The CIA Just Declassified the Movies Osama Bin Laden Watched While in Hiding
It's been six years since SEAL Team 6 raided Osama bin Laden's compound in Pakistan, killing the terrorist leader who masterminded the 9/11 attacks, but the trove of documents and electronic files the SEALs seized continues to provide insight into the life of one the Western world's most reviled men.
Namely, what kind of movies he watched while he was hiding from all of America's military and intelligence forces.
The CIA has released select files from the compound over the years, and on November 1 the agency made public an additional 470,000 documents, in case you needed some light reading on a fall afternoon.
While the site containing the files crashed relatively quickly, the CIA's press release notes some revealing info about what documents and files were redacted. There's the expected fare, things like porn and material that would compromise national security, but the nation's top spy group also noted it withheld copyrighted materials, including movies and TV shows the head of al-Qaeda presumably watched at some point during his decade in hiding. The titels revealed in the press release include:
- Batman Gotham Knight
- BBC Great Wildlife Moments
- Biography -- Osama bin Laden
- Chicken Little
- CNN Presents: World’s Most Wanted
- Final Fantasy VII
- Heroes of Tomorrow
- Home on the Range
- Ice Age: Dawn of the Dinosaurs
- In the Footsteps of bin Laden -- CNN
- National Geographic: Kung Fu Killers
- National Geographic: Inside the Green Berets
- National Geographic: Predators at War
- National Geographic: World’s Worst Venom
- Peru Civilization
- Resident Evil
- Storm Rider -- Clash of the Evils
- The Kremlin from Inside
- The Story of India
- The Three Musketeers
- Where in the World is Osama bin Laden
It's impossible to deduce the psychology of Osama bin Laden from a list of movies at his compound, of course, and any of us subjected to evaluation based on our pop culture tastes might not hold up too well (I would hate for my A Walk to Remember DVD to fall into the CIA's hands). Nevertheless, this limited list contains a few interesting tidbits.
First, bin Laden clearly took an interest in himself -- it's probably smart to watch Where in the World Is Osama bin Laden if you're trying to, ya know, escape detection by the most advanced technology in armed history. Biographical accounts of his life also likely provided insight into how the West perceived him.
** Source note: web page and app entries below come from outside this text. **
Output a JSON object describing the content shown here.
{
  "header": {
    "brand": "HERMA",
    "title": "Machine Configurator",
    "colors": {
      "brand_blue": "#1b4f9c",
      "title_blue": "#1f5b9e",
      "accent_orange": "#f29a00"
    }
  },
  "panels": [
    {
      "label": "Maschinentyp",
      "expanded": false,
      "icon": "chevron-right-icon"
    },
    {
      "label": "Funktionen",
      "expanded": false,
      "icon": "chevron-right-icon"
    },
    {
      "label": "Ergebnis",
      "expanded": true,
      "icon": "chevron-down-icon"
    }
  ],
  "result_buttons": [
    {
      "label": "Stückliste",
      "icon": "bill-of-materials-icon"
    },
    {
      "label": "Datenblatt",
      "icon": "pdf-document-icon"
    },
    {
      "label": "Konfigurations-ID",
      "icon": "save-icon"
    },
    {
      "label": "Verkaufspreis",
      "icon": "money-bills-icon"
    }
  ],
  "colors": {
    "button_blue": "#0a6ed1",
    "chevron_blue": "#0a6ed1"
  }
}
Second, what's with all the animated kids movies? Granted, Woody Allen's Antz is pretty dark, but Cars, Home on the Range, and Ice Age: Dawn of the Dinosaurs do not exactly fit the public image of a man conceiving the global terrorism plots. There were, however, several children in the compound, so it's reasonable to guess the kids movies were for them.
Third, bin Laden wasn't single-mindedly focused on America, with programs on Peru, Russia, and India on the list of copyrighted materials provided by the CIA. Some escapism is likely necessary when you literally can't leave or even be seen outside your house.
And while it's clear that he hoped to get inside America's collective consciousness, he probably should've picked a National Geographic special about the SEALs, rather than the Green Berets.
Finally, there's a dash of irony: Resident Evil. These probably weren't the only forms of entertainment bin Laden viewed over the years, but we'll never know the full extent of what went on at the Abbottabad compound unless the CIA releases all of the documents in its possession.